US20130147963 *Jan 28, 2013Jun 13, 2013Robert Bosch GmbhModular surveillance camera system with self-identification capability
WO2005018219A2 *Aug 16, 2004Feb 24, 2005Dice America IncApparatus for communicating over a network images captured by a digital camera
Classifications
U.S. Classification396/661
International ClassificationH04B1/00, G06T7/00, G08C19/00, G05B23/02, G06K9/36, G08B23/00, G06K9/20, H04L9/14, G03B1/00, G05B19/00, H04Q9/00, H04Q1/00, G06T1/00, G08B29/00, G08B25/00, G08B21/00, G06K19/00, G06K9/00, E03D3/00, G05B23/00, H04L9/32, G06F7/00, G08B13/00, G03B13/02, G08B19/00, G06F7/04, H04B3/00
Cooperative ClassificationE03D5/105, E03C1/057

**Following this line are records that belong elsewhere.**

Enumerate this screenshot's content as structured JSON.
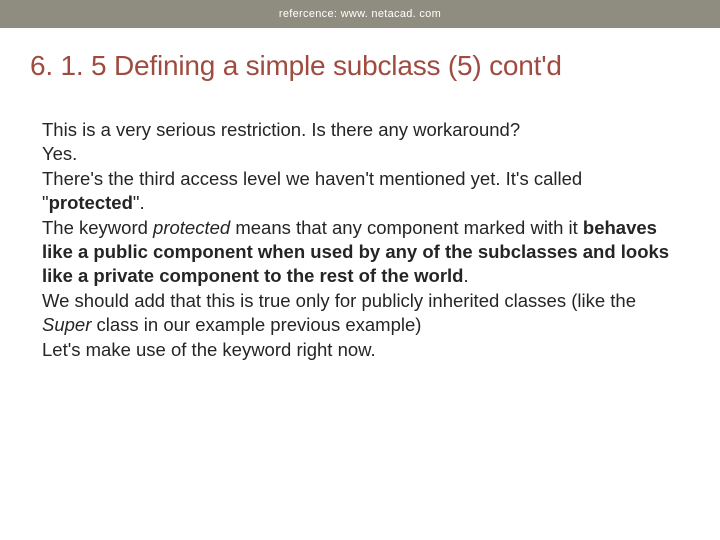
{
  "header": {
    "reference": "refercence: www. netacad. com"
  },
  "slide": {
    "title": "6. 1. 5 Defining a simple subclass (5) cont'd"
  },
  "content": {
    "p1_a": "This is a very serious restriction. Is there any workaround?",
    "p2_a": "Yes.",
    "p3_a": "There's the third access level we haven't mentioned yet. It's called \"",
    "p3_b": "protected",
    "p3_c": "\".",
    "p4_a": "The keyword ",
    "p4_b": "protected",
    "p4_c": " means that any component marked with it ",
    "p4_d": "behaves like a public component when used by any of the subclasses and looks like a private component to the rest of the world",
    "p4_e": ".",
    "p5_a": "We should add that this is true only for publicly inherited classes (like the ",
    "p5_b": "Super",
    "p5_c": " class in our example previous example)",
    "p6_a": "Let's make use of the keyword right now."
  }
}
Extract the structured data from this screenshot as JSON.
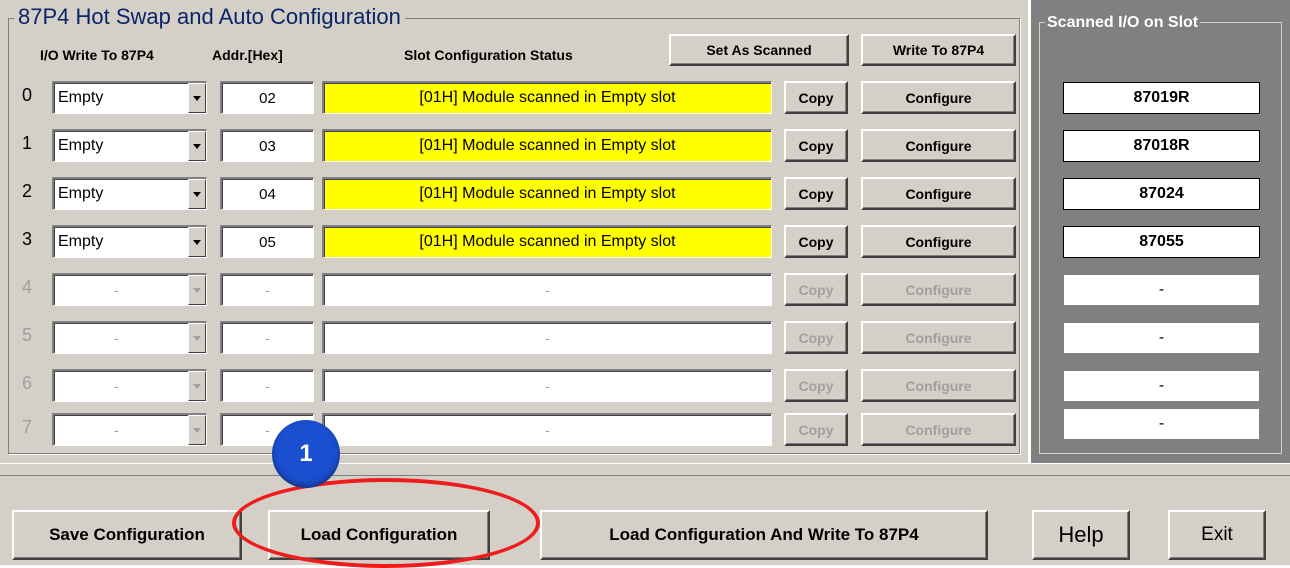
{
  "group_title": "87P4 Hot Swap and Auto Configuration",
  "headers": {
    "io_write": "I/O Write To 87P4",
    "addr": "Addr.[Hex]",
    "status": "Slot Configuration Status"
  },
  "top_buttons": {
    "set_as_scanned": "Set As Scanned",
    "write_to_87p4": "Write To 87P4"
  },
  "right_panel": {
    "title": "Scanned I/O on Slot"
  },
  "rows": [
    {
      "num": "0",
      "io": "Empty",
      "addr": "02",
      "status": "[01H] Module scanned in Empty slot",
      "copy": "Copy",
      "configure": "Configure",
      "scanned": "87019R"
    },
    {
      "num": "1",
      "io": "Empty",
      "addr": "03",
      "status": "[01H] Module scanned in Empty slot",
      "copy": "Copy",
      "configure": "Configure",
      "scanned": "87018R"
    },
    {
      "num": "2",
      "io": "Empty",
      "addr": "04",
      "status": "[01H] Module scanned in Empty slot",
      "copy": "Copy",
      "configure": "Configure",
      "scanned": "87024"
    },
    {
      "num": "3",
      "io": "Empty",
      "addr": "05",
      "status": "[01H] Module scanned in Empty slot",
      "copy": "Copy",
      "configure": "Configure",
      "scanned": "87055"
    },
    {
      "num": "4",
      "io": "-",
      "addr": "-",
      "status": "-",
      "copy": "Copy",
      "configure": "Configure",
      "scanned": "-"
    },
    {
      "num": "5",
      "io": "-",
      "addr": "-",
      "status": "-",
      "copy": "Copy",
      "configure": "Configure",
      "scanned": "-"
    },
    {
      "num": "6",
      "io": "-",
      "addr": "-",
      "status": "-",
      "copy": "Copy",
      "configure": "Configure",
      "scanned": "-"
    },
    {
      "num": "7",
      "io": "-",
      "addr": "-",
      "status": "-",
      "copy": "Copy",
      "configure": "Configure",
      "scanned": "-"
    }
  ],
  "bottom_buttons": {
    "save": "Save Configuration",
    "load": "Load Configuration",
    "load_write": "Load  Configuration And Write To 87P4",
    "help": "Help",
    "exit": "Exit"
  },
  "callout": {
    "number": "1"
  },
  "colors": {
    "status_yellow": "#ffff00",
    "title_blue": "#0a246a",
    "callout_blue": "#1a4fcf",
    "callout_red": "#ee1c1c"
  }
}
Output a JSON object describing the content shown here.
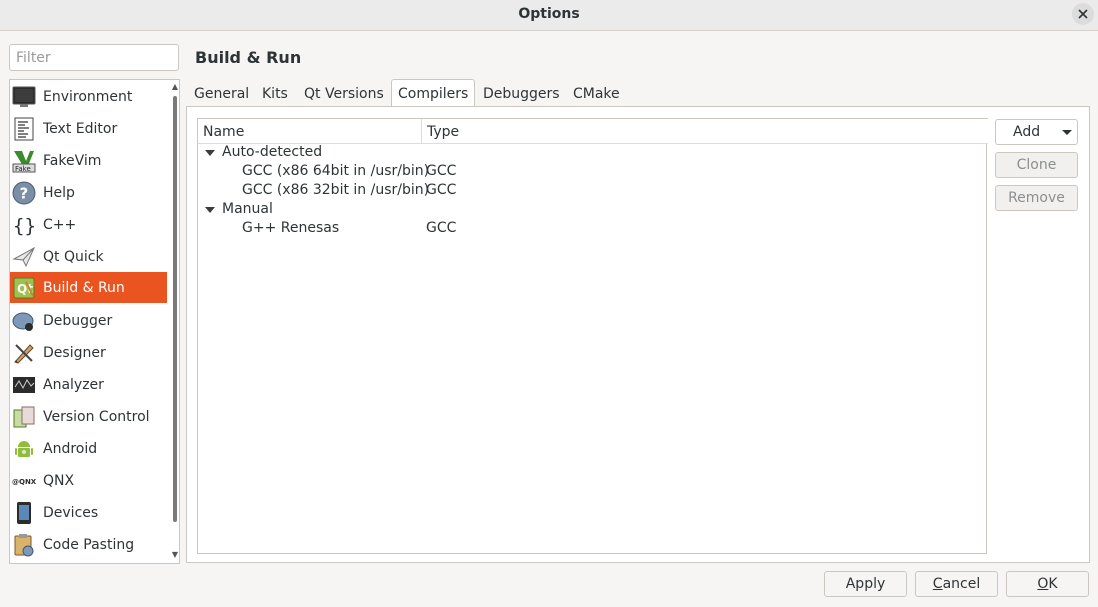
{
  "window": {
    "title": "Options"
  },
  "filter": {
    "placeholder": "Filter",
    "value": ""
  },
  "categories": [
    {
      "label": "Environment",
      "icon": "monitor-icon"
    },
    {
      "label": "Text Editor",
      "icon": "text-document-icon"
    },
    {
      "label": "FakeVim",
      "icon": "fakevim-icon"
    },
    {
      "label": "Help",
      "icon": "help-icon"
    },
    {
      "label": "C++",
      "icon": "braces-icon"
    },
    {
      "label": "Qt Quick",
      "icon": "paper-plane-icon"
    },
    {
      "label": "Build & Run",
      "icon": "qt-build-icon",
      "selected": true
    },
    {
      "label": "Debugger",
      "icon": "bug-icon"
    },
    {
      "label": "Designer",
      "icon": "designer-icon"
    },
    {
      "label": "Analyzer",
      "icon": "analyzer-icon"
    },
    {
      "label": "Version Control",
      "icon": "version-control-icon"
    },
    {
      "label": "Android",
      "icon": "android-icon"
    },
    {
      "label": "QNX",
      "icon": "qnx-icon"
    },
    {
      "label": "Devices",
      "icon": "device-icon"
    },
    {
      "label": "Code Pasting",
      "icon": "code-pasting-icon"
    }
  ],
  "page": {
    "title": "Build & Run"
  },
  "tabs": [
    {
      "label": "General"
    },
    {
      "label": "Kits"
    },
    {
      "label": "Qt Versions"
    },
    {
      "label": "Compilers",
      "active": true
    },
    {
      "label": "Debuggers"
    },
    {
      "label": "CMake"
    }
  ],
  "compilers": {
    "columns": {
      "name": "Name",
      "type": "Type"
    },
    "groups": [
      {
        "label": "Auto-detected",
        "items": [
          {
            "name": "GCC (x86 64bit in /usr/bin)",
            "type": "GCC"
          },
          {
            "name": "GCC (x86 32bit in /usr/bin)",
            "type": "GCC"
          }
        ]
      },
      {
        "label": "Manual",
        "items": [
          {
            "name": "G++ Renesas",
            "type": "GCC"
          }
        ]
      }
    ],
    "buttons": {
      "add": "Add",
      "clone": "Clone",
      "remove": "Remove"
    }
  },
  "footer": {
    "apply": "Apply",
    "cancel_mnemonic": "C",
    "cancel_rest": "ancel",
    "ok_mnemonic": "O",
    "ok_rest": "K"
  },
  "colors": {
    "selection": "#e95420",
    "background": "#f6f5f4"
  }
}
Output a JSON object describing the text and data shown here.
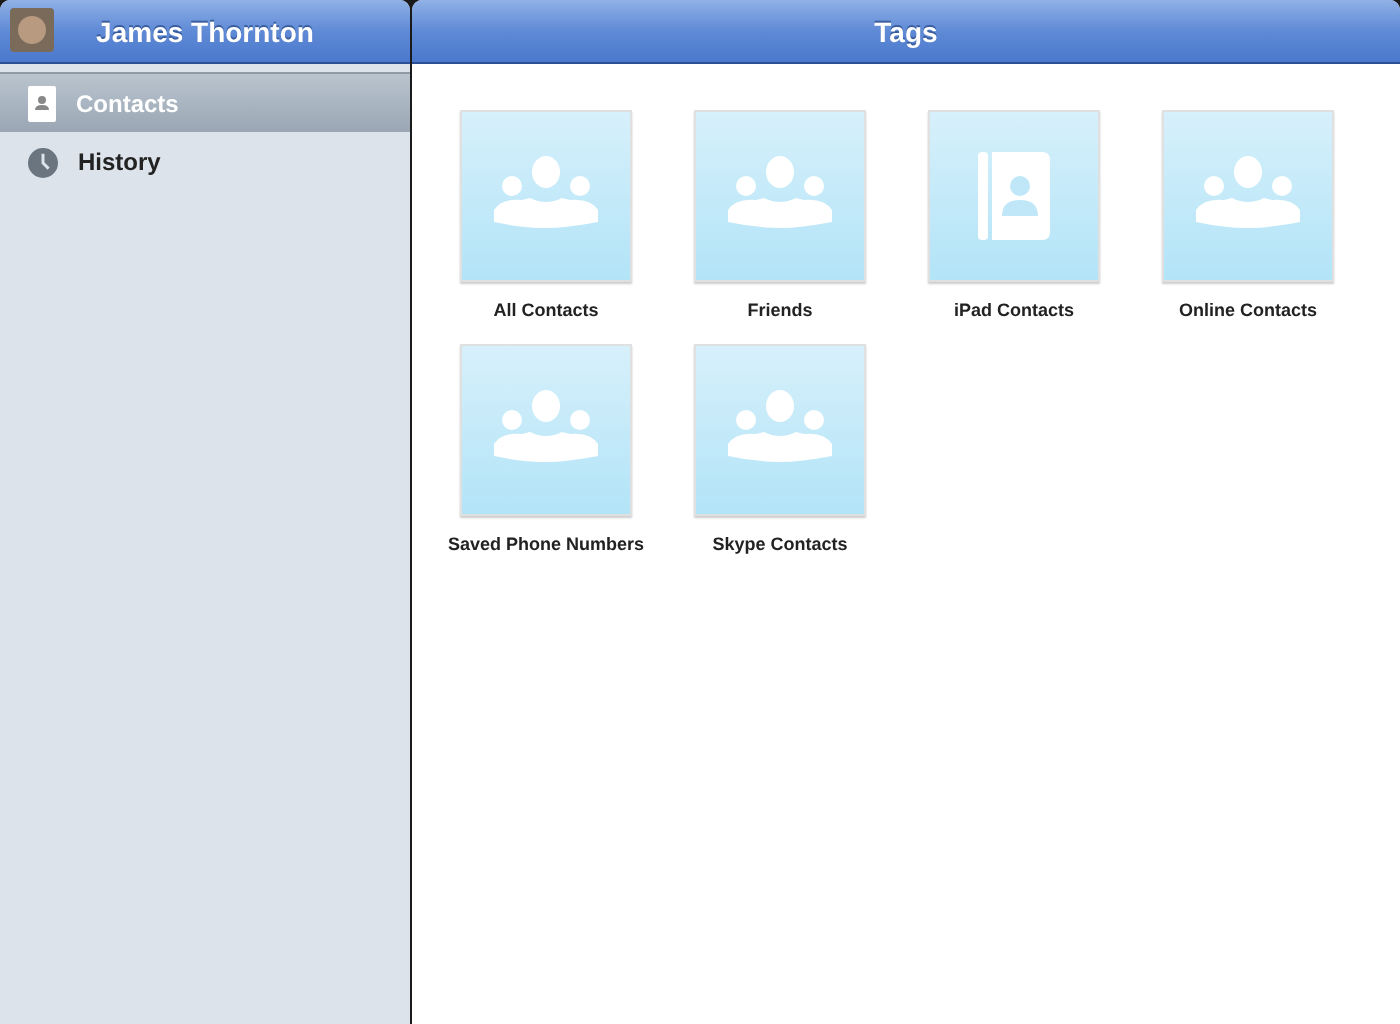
{
  "sidebar": {
    "title": "James Thornton",
    "items": [
      {
        "label": "Contacts",
        "kind": "contacts",
        "selected": true
      },
      {
        "label": "History",
        "kind": "history",
        "selected": false
      }
    ]
  },
  "main": {
    "title": "Tags",
    "tiles": [
      {
        "label": "All Contacts",
        "kind": "group"
      },
      {
        "label": "Friends",
        "kind": "group"
      },
      {
        "label": "iPad Contacts",
        "kind": "addressbook"
      },
      {
        "label": "Online Contacts",
        "kind": "group"
      },
      {
        "label": "Saved Phone Numbers",
        "kind": "group"
      },
      {
        "label": "Skype Contacts",
        "kind": "group"
      }
    ]
  }
}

European ClassificationE03D5/10B, E03C1/05D2